And if you want to change your display of apps from a grid to a list, instead of Force touching the screen you have to go into Settings and make the change there. In some ways this does slow down how you interact with Apple Watch, but it has been rumored the Apple Watch Series 6 will drop the pressure-sensitive display to make the device thinner and this software update will make interacting with the watch consistent across generations.
Surplus Home screens
Our phones, after years of downloading apps, have become burdened with countless Home screens. We try to keep them organized but it seems like they always get away from us at some point.
Apple has solved this issue with iOS 14, by allowing users to hide their additional Home screens and introducing the new App Library. App Library is a home to all of you apps that are searchable, viewable by category, and viewable alphabetically. It is using machine learning to also predict which apps you’ll need, displaying them more prominently than others.
We’ve already become huge fans of the App Library, dropping down to only three Home screens and hiding seven others. It is much faster than digging through multiple screens and smarter than Android’s app drawer.
Trackers and snooping
Tracking Report is coming to iPhones, iPads, and Macs with this latest update. Apple worked to prevent cross-site tracking with its last major updates but Privacy Report brings more visibility to that. You can view this for any website you visit and it will let you know what trackers were found and stopped. In a big move, this even includes Google Analytics.
Just open it in Safari and it will give you the breakdown for each site, as well as a list of how many trackers were blocked in the last 30 days, what the most blocked tracker was, what sites tracked you the most, and how all sites performed.

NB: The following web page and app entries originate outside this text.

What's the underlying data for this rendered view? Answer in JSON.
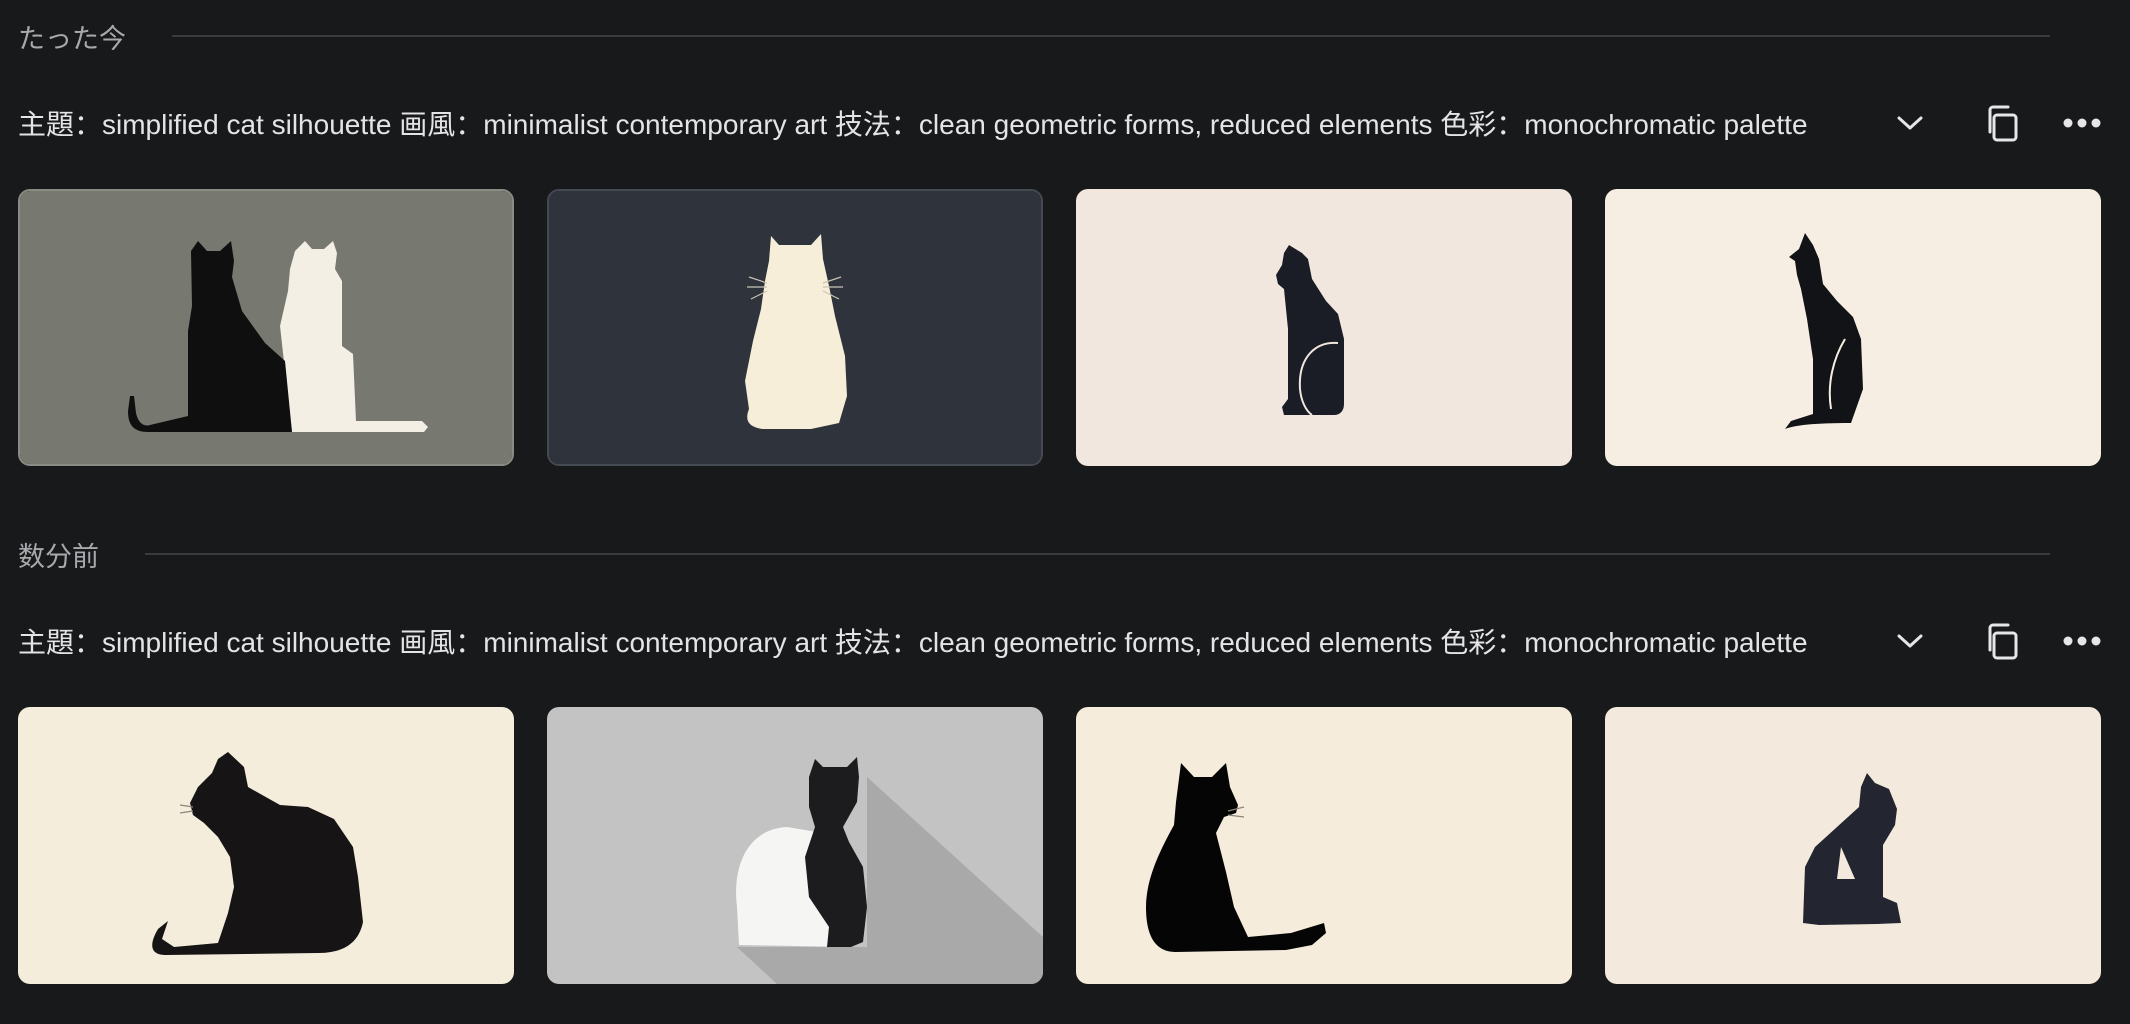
{
  "groups": [
    {
      "time_label": "たった今",
      "prompt": "主題：simplified cat silhouette 画風：minimalist contemporary art 技法：clean geometric forms, reduced elements 色彩：monochromatic palette",
      "images": [
        {
          "subject": "two-cats-black-cream",
          "background": "#777870"
        },
        {
          "subject": "cream-cat-back-view",
          "background": "#2f333b"
        },
        {
          "subject": "black-cat-sitting-side",
          "background": "#f1e7de"
        },
        {
          "subject": "black-cat-profile-tail",
          "background": "#f6eee2"
        }
      ]
    },
    {
      "time_label": "数分前",
      "prompt": "主題：simplified cat silhouette 画風：minimalist contemporary art 技法：clean geometric forms, reduced elements 色彩：monochromatic palette",
      "images": [
        {
          "subject": "black-cat-crouching",
          "background": "#f5eddc"
        },
        {
          "subject": "black-white-cat-shadow",
          "background": "#c3c3c3"
        },
        {
          "subject": "black-cat-looking-right",
          "background": "#f5ecdc"
        },
        {
          "subject": "small-geometric-cat",
          "background": "#f3e9dc"
        }
      ]
    }
  ],
  "icons": {
    "expand": "chevron-down-icon",
    "copy": "copy-icon",
    "more": "more-horizontal-icon"
  }
}
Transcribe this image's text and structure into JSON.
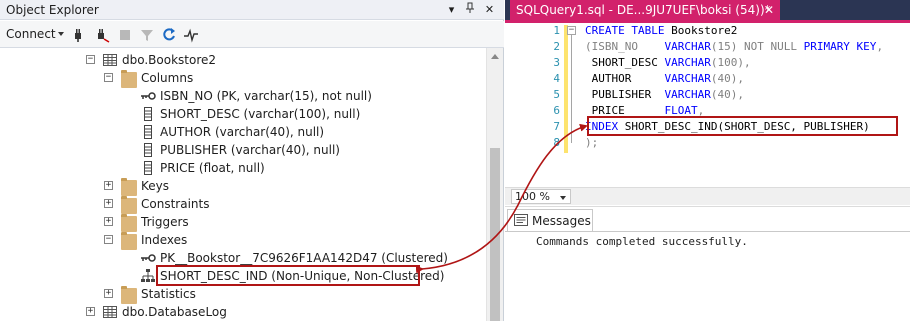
{
  "object_explorer": {
    "title": "Object Explorer",
    "title_buttons": [
      "▾",
      "📌",
      "✕"
    ],
    "connect_label": "Connect",
    "tree": [
      {
        "label": "dbo.Bookstore2",
        "kind": "table",
        "expander": "−"
      },
      {
        "label": "Columns",
        "kind": "folder",
        "expander": "−"
      },
      {
        "label": "ISBN_NO (PK, varchar(15), not null)",
        "kind": "key"
      },
      {
        "label": "SHORT_DESC (varchar(100), null)",
        "kind": "column"
      },
      {
        "label": "AUTHOR (varchar(40), null)",
        "kind": "column"
      },
      {
        "label": "PUBLISHER (varchar(40), null)",
        "kind": "column"
      },
      {
        "label": "PRICE (float, null)",
        "kind": "column"
      },
      {
        "label": "Keys",
        "kind": "folder",
        "expander": "+"
      },
      {
        "label": "Constraints",
        "kind": "folder",
        "expander": "+"
      },
      {
        "label": "Triggers",
        "kind": "folder",
        "expander": "+"
      },
      {
        "label": "Indexes",
        "kind": "folder",
        "expander": "−"
      },
      {
        "label": "PK__Bookstor__7C9626F1AA142D47 (Clustered)",
        "kind": "pkindex"
      },
      {
        "label": "SHORT_DESC_IND (Non-Unique, Non-Clustered)",
        "kind": "index"
      },
      {
        "label": "Statistics",
        "kind": "folder",
        "expander": "+"
      },
      {
        "label": "dbo.DatabaseLog",
        "kind": "table",
        "expander": "+"
      }
    ]
  },
  "query_editor": {
    "tab_title": "SQLQuery1.sql - DE...9JU7UEF\\boksi (54))*",
    "tab_close": "✕",
    "line_numbers": [
      "1",
      "2",
      "3",
      "4",
      "5",
      "6",
      "7",
      "8"
    ],
    "code": {
      "l1_kw": "CREATE TABLE",
      "l1_rest": " Bookstore2",
      "l2_a": "(ISBN_NO    ",
      "l2_type": "VARCHAR",
      "l2_b": "(15) ",
      "l2_null": "NOT NULL",
      "l2_pk": " PRIMARY KEY",
      "l2_c": ",",
      "l3_a": " SHORT_DESC ",
      "l3_type": "VARCHAR",
      "l3_b": "(100),",
      "l4_a": " AUTHOR     ",
      "l4_type": "VARCHAR",
      "l4_b": "(40),",
      "l5_a": " PUBLISHER  ",
      "l5_type": "VARCHAR",
      "l5_b": "(40),",
      "l6_a": " PRICE      ",
      "l6_type": "FLOAT",
      "l6_b": ",",
      "l7_kw": "INDEX",
      "l7_rest": " SHORT_DESC_IND(SHORT_DESC, PUBLISHER)",
      "l8": ");"
    },
    "zoom": "100 %",
    "messages_tab": "Messages",
    "message_text": "Commands completed successfully."
  },
  "colors": {
    "tab_accent": "#d2216b",
    "highlight": "#b01515",
    "keyword": "#0000ff",
    "line_number": "#2b91af"
  }
}
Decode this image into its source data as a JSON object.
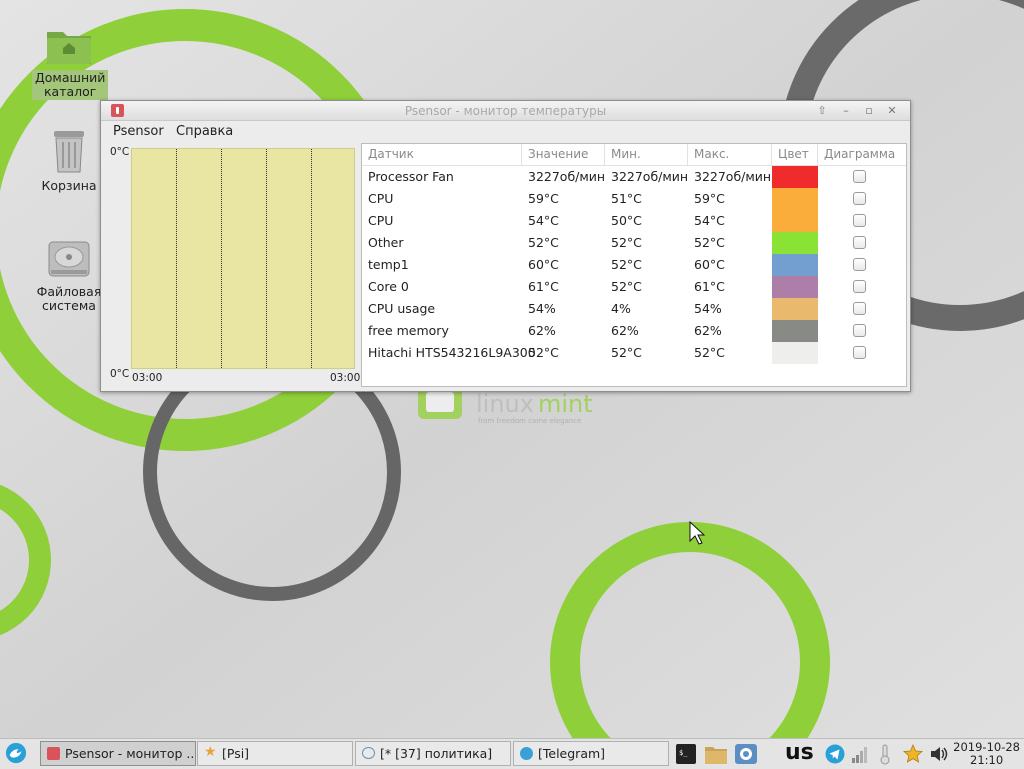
{
  "desktop": {
    "icons": [
      {
        "label_line1": "Домашний",
        "label_line2": "каталог"
      },
      {
        "label_line1": "Корзина",
        "label_line2": ""
      },
      {
        "label_line1": "Файловая",
        "label_line2": "система"
      }
    ],
    "wallpaper_logo": {
      "brand": "linux mint",
      "tagline": "from freedom came elegance"
    }
  },
  "window": {
    "title": "Psensor - монитор температуры",
    "menu": [
      "Psensor",
      "Справка"
    ],
    "controls": [
      "maximize-up-icon",
      "minimize-icon",
      "restore-icon",
      "close-icon"
    ],
    "graph": {
      "y_top": "0°C",
      "y_bottom": "0°C",
      "x_left": "03:00",
      "x_right": "03:00",
      "background": "#e8e6a2"
    },
    "table": {
      "headers": [
        "Датчик",
        "Значение",
        "Мин.",
        "Макс.",
        "Цвет",
        "Диаграмма"
      ],
      "rows": [
        {
          "sensor": "Processor Fan",
          "value": "3227об/мин",
          "min": "3227об/мин",
          "max": "3227об/мин",
          "color": "#ef2b2b",
          "chart": false
        },
        {
          "sensor": "CPU",
          "value": "59°C",
          "min": "51°C",
          "max": "59°C",
          "color": "#fbad3c",
          "chart": false
        },
        {
          "sensor": "CPU",
          "value": "54°C",
          "min": "50°C",
          "max": "54°C",
          "color": "#fbad3c",
          "chart": false
        },
        {
          "sensor": "Other",
          "value": "52°C",
          "min": "52°C",
          "max": "52°C",
          "color": "#8ae234",
          "chart": false
        },
        {
          "sensor": "temp1",
          "value": "60°C",
          "min": "52°C",
          "max": "60°C",
          "color": "#729fcf",
          "chart": false
        },
        {
          "sensor": "Core 0",
          "value": "61°C",
          "min": "52°C",
          "max": "61°C",
          "color": "#ad7fa8",
          "chart": false
        },
        {
          "sensor": "CPU usage",
          "value": "54%",
          "min": "4%",
          "max": "54%",
          "color": "#e9b96e",
          "chart": false
        },
        {
          "sensor": "free memory",
          "value": "62%",
          "min": "62%",
          "max": "62%",
          "color": "#888a85",
          "chart": false
        },
        {
          "sensor": "Hitachi HTS543216L9A300",
          "value": "52°C",
          "min": "52°C",
          "max": "52°C",
          "color": "#eeeeec",
          "chart": false
        }
      ]
    }
  },
  "taskbar": {
    "tasks": [
      {
        "label": "Psensor - монитор ...",
        "icon": "psensor-icon",
        "active": true
      },
      {
        "label": "[Psi]",
        "icon": "psi-star-icon",
        "active": false
      },
      {
        "label": "[* [37] политика]",
        "icon": "chat-bubble-icon",
        "active": false
      },
      {
        "label": "[Telegram]",
        "icon": "telegram-icon",
        "active": false
      }
    ],
    "launchers": [
      "terminal-icon",
      "folder-icon",
      "browser-icon"
    ],
    "keyboard_layout": "us",
    "tray_icons": [
      "telegram-icon",
      "network-signal-icon",
      "thermometer-icon",
      "star-icon",
      "volume-icon"
    ],
    "clock": {
      "date": "2019-10-28",
      "time": "21:10"
    }
  }
}
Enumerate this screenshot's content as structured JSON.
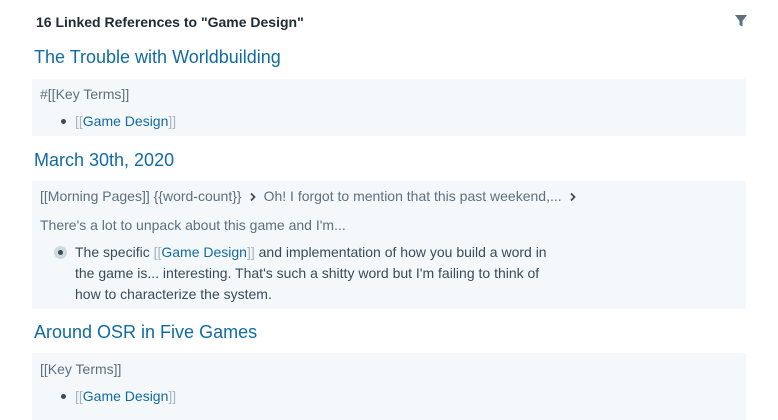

There is also a new clipboard monitor for iOS and iPadOS. Now, whenever an app reads the clipboard a notification pops up on your display. Users are seeing many apps have been automatically snooping on their clipboard content in the background without then realizing. Popular apps like TikTok have been doing so, though they’ve pledged to stop.
Many users rely on Google Translate, or other translation apps for their personal lives or work. This year, as part of a volley against Google, Apple has introduced its own translation app, allowing users to have conversations in real-time with the new Translate app.
You can add text or have a real conversation with someone in the app face-to-face with the app translating for you as you go.
On iPhone, iPad, and Mac there is also built-in translation for websites. Anytime you are online and faced with an article in Italian or some other language foreign to you, you are able to instantly translate it without the need for any third-party apps.